Transforming Saudi Arabia: Leaving a Mark for My Daughters
Guest Contributor: Reem Mohammad Asaad is a Saudi Arabian financial advisor. Reem earned broad domestic and international acclaim after campaigning to replace an all male work force in Lingerie stores in Saudi Arabia with women, resulting in jobs for thousands of Saudi women. She was ranked the third most powerful Arab Women in 2012 by Arabian Business Magazine. Her next goal? To get private sector companies in Saudi Arabia to provide childcare facilities for working mothers.
“Sweetie, have you finished your homework?” I asked my eight-year-old daughter.
“Non, maman. Il était dificile” (‘No mom, it was hard’) she answers in French, her academic language. I had just returned from work; a nine to five demanding job that I was lucky to get even before the first formal interview. In fact, I was the only woman considered for such post, and my boss, an untraditional Saudi –and a father of four- who appreciates women managing family and career, is a wonderful man.
Although atypical here in Saudi Arabia, the trend is on the rise. Recently, employers and recruiters are acknowledging the importance (or at least the value) of having females in their team. They are also recognizing the benefits of gender diversity. In 2001, the Saudi banking industry, supported by the very powerful central bank began a gradual utilization of female talents. This was evident when one of the Kingdom’s most conservatively-cultured banks began to hire females in “unconventional” posts. I was one of the three first-time, highly paid women hired.

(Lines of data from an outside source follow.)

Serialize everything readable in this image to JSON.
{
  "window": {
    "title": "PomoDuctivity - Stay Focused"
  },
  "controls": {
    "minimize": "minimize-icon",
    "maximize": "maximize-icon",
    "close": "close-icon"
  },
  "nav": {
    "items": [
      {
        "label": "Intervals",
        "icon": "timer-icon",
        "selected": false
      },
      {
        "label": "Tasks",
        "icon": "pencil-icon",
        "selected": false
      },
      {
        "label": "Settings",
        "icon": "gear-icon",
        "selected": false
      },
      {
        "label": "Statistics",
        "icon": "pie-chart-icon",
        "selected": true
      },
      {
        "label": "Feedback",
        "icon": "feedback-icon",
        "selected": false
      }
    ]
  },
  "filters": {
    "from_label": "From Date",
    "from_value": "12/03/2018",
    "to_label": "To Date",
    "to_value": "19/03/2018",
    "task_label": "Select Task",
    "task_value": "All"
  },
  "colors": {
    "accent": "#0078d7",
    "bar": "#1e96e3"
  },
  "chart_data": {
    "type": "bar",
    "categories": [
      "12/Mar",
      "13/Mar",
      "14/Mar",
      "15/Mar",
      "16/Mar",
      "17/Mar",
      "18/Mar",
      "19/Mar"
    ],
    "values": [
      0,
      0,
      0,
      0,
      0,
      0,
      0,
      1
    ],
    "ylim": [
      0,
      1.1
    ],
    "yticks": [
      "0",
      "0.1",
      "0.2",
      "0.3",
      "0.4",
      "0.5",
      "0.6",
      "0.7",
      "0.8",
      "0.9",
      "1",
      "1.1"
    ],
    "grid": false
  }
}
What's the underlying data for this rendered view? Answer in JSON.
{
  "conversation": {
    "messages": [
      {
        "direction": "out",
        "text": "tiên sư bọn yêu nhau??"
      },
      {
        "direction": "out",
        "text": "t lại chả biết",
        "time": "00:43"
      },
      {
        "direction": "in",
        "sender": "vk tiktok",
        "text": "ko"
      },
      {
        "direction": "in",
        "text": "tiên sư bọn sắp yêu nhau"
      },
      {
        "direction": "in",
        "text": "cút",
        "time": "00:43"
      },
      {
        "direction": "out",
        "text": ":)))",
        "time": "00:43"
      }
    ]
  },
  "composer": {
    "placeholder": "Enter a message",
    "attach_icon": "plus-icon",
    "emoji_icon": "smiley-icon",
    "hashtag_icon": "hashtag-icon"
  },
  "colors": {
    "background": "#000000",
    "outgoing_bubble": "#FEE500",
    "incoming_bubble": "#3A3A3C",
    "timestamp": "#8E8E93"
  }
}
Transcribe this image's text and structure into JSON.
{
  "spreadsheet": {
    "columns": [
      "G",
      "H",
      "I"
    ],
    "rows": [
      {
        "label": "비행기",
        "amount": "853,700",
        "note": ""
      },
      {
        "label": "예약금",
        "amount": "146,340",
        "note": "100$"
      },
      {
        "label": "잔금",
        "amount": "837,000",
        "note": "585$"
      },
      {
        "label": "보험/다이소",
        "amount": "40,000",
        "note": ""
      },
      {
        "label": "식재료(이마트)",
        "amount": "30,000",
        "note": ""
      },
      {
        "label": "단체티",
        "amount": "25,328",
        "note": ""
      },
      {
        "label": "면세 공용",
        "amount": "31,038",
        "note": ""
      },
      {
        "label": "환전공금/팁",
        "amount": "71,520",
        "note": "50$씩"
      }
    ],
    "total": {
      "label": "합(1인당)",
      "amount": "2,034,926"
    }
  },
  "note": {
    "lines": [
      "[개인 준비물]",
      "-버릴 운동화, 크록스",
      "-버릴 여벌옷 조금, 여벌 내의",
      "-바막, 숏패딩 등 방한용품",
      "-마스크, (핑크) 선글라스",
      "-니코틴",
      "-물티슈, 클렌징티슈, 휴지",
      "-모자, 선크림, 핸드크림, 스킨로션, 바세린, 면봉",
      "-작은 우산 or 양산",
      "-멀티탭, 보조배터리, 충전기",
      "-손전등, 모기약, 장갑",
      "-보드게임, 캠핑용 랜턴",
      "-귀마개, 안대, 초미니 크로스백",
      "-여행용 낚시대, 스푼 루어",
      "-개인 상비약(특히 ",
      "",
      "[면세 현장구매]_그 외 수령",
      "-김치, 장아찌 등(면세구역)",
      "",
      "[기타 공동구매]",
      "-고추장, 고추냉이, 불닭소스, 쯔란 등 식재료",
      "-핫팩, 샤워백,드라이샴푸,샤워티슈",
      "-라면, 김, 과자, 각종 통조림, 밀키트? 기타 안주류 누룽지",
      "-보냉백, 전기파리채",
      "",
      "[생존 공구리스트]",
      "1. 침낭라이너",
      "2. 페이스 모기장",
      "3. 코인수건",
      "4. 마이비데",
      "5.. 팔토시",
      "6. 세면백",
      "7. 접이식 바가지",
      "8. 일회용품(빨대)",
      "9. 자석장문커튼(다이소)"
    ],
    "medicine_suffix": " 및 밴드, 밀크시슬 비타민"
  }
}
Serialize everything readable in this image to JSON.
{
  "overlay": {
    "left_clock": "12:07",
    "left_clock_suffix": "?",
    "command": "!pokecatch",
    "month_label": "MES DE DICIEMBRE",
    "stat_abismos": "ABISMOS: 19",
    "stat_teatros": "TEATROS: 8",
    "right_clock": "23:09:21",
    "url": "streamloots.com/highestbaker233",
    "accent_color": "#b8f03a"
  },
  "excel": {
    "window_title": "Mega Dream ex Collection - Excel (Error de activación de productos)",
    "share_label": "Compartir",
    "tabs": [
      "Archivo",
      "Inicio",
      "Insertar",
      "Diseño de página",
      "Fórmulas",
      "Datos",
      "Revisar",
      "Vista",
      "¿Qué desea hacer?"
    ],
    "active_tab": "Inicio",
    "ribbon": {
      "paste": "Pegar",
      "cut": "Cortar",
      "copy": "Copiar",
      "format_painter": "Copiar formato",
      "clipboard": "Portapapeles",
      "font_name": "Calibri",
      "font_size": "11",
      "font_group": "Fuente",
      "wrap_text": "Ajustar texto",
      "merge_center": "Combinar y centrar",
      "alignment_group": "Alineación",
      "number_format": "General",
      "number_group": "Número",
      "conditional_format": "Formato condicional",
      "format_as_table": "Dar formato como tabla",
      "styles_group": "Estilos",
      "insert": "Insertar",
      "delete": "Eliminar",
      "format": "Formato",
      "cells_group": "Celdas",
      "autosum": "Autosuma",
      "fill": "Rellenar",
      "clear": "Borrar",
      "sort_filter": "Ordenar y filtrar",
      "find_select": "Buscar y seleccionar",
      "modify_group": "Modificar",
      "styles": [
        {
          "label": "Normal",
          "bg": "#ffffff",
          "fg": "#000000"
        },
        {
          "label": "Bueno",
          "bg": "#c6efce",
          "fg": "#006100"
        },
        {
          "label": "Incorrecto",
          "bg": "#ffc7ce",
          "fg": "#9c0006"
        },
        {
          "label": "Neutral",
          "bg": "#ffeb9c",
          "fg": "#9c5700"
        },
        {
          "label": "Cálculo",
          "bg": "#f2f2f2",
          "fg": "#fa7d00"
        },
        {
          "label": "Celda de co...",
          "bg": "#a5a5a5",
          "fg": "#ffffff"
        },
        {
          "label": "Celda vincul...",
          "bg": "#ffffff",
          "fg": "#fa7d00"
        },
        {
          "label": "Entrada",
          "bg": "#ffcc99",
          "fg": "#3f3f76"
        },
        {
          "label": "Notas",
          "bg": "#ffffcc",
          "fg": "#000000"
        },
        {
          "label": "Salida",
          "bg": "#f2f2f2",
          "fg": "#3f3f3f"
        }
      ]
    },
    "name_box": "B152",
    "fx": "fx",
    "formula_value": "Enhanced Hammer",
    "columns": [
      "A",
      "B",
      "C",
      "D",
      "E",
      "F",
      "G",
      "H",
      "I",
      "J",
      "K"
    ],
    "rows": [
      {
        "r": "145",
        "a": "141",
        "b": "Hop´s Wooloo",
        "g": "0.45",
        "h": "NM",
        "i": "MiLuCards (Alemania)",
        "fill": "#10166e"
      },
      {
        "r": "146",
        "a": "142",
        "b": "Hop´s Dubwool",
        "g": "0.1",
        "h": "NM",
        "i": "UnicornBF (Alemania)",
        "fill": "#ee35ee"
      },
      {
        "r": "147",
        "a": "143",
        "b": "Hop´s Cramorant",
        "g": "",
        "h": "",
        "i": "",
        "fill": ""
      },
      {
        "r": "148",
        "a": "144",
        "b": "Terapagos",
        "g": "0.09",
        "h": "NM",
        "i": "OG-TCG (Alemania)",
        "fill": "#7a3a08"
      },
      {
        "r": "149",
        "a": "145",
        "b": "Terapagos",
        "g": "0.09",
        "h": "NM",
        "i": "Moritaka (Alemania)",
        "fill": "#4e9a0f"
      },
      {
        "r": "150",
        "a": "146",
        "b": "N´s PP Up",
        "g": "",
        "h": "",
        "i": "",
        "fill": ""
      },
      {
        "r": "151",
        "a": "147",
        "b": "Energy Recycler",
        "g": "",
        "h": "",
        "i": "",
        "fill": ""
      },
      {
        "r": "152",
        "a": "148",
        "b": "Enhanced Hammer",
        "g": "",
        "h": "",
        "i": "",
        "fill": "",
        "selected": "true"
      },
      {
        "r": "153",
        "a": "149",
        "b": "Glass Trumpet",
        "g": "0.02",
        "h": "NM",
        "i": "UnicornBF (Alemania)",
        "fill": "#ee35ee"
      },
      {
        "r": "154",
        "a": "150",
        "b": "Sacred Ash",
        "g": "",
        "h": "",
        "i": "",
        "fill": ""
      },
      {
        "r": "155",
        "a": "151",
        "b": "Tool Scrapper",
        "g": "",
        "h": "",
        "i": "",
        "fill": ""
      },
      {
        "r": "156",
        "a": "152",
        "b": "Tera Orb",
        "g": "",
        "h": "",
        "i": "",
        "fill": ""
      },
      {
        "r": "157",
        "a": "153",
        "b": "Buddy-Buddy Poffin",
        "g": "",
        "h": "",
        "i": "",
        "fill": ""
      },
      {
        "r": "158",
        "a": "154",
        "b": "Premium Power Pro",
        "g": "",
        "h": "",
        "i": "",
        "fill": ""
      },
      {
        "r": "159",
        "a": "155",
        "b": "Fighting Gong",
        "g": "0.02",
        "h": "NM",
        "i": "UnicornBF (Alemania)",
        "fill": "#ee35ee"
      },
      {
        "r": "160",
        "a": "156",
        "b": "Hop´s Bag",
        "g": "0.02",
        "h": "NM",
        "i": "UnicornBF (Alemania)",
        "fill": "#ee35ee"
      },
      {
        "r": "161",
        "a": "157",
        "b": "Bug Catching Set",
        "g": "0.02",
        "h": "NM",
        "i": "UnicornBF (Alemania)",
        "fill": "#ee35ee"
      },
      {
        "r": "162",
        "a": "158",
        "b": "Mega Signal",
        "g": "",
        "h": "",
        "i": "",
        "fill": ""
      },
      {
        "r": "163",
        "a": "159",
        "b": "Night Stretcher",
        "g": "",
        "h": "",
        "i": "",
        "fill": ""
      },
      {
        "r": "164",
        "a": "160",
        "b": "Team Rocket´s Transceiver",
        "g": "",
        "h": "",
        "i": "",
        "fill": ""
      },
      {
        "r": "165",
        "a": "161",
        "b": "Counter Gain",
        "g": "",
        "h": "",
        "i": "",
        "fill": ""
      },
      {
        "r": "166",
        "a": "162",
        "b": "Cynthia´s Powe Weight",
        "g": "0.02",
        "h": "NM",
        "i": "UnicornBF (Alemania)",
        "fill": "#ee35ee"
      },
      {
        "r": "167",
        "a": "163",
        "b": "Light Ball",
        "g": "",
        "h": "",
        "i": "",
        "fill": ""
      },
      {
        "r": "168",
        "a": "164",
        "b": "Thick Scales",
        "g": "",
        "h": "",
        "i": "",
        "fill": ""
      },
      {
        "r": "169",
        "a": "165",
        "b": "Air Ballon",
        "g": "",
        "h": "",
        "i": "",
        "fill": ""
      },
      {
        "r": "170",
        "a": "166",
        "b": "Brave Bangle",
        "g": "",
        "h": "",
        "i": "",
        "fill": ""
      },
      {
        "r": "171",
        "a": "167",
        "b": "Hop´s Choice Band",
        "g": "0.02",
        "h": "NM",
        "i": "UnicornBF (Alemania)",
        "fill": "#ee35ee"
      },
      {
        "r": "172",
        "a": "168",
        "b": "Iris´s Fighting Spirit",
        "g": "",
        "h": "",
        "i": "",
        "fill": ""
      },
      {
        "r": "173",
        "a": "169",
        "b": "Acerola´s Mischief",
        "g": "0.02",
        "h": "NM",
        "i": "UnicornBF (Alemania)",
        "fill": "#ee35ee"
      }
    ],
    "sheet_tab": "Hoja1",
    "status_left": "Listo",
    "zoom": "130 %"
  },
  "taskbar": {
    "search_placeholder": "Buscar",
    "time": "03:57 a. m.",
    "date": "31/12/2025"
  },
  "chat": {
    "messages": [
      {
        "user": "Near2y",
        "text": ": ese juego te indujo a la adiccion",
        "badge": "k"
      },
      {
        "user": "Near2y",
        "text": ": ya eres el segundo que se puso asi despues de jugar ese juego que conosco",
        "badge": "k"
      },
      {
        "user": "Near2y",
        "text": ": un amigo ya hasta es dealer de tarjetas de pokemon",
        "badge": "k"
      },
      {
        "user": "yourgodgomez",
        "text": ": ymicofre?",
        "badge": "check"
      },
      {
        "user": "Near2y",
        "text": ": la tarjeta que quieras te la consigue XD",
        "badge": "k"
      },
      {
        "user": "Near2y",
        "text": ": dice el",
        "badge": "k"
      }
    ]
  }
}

Our options? Economic research, fast track middle management, and head of women retail division. I was chosen for the second track. Today, that same bank employs at least 100 women in its landmark headquarters, including its head of Treasury finance is a female CPA holder, a high profile Columbia M&A specialist and many others.
In my early days, I vividly recall the strong resistance by many conservative staff members to our presence. In fact, some wouldn’t even share an elevator ride! In addition to banking, women today work in a variety of sectors such as retail, insurance, advertising and PR. Historically, the only two women employing sectors were education and medicine with very few posts in various government ministries and complete isolation from their male counterparts. But, since 1970, these sectors formed the founding blocks of employment for women in Saudi Arabia. We have a long way since then, thanks to the vision of the current ruler King Abdullah and the advancement of Saudi women in many fields which makes world headlines.
So how do I manage a career and my family? Unlike for many of my western counterparts, in many emerging markets, access to in home childcare and domestic help is available and more affordable. I have a nanny who helps my husband and I look after our three daughters (Ages 8, 6 & 2).We also rely on a tutor to help with homework and conversational skills. There is very little time for leisure and entertainment other than week-end: Thursdays and Fridays in Saudi Arabia. I work very hard and am involved in many endeavors as such I admit that some quality time with the children is often compromised for career success and future planning.
Previously, only an option for many rich women in my country – a category I do not fall in – work is now becoming more and more of an option for younger women. In 2008, I took a post as a lecturer on finance at a prestigious women’s college in the coastal city of Jeddah. My students varied in backgrounds, races and social strata. By the time I left teaching in 2011, many of my former students joined the workforce as co-ops and interns. The gratitude they showed and the lessons they learned from early saving to how to have career path and the motivation to stay the course appear to have influenced their lives positively, something for which I am very content.
“I always keep in my mind that how I live my life today will leave a long lasting mark in my daughters’ lives and the lives of women and men in generations to come.”
So, at the end of the day, it’s really a choice. But personally, I always keep in my mind that how I live my life today will leave a long lasting mark in my daughters’ lives and the lives of women and men in generations to come.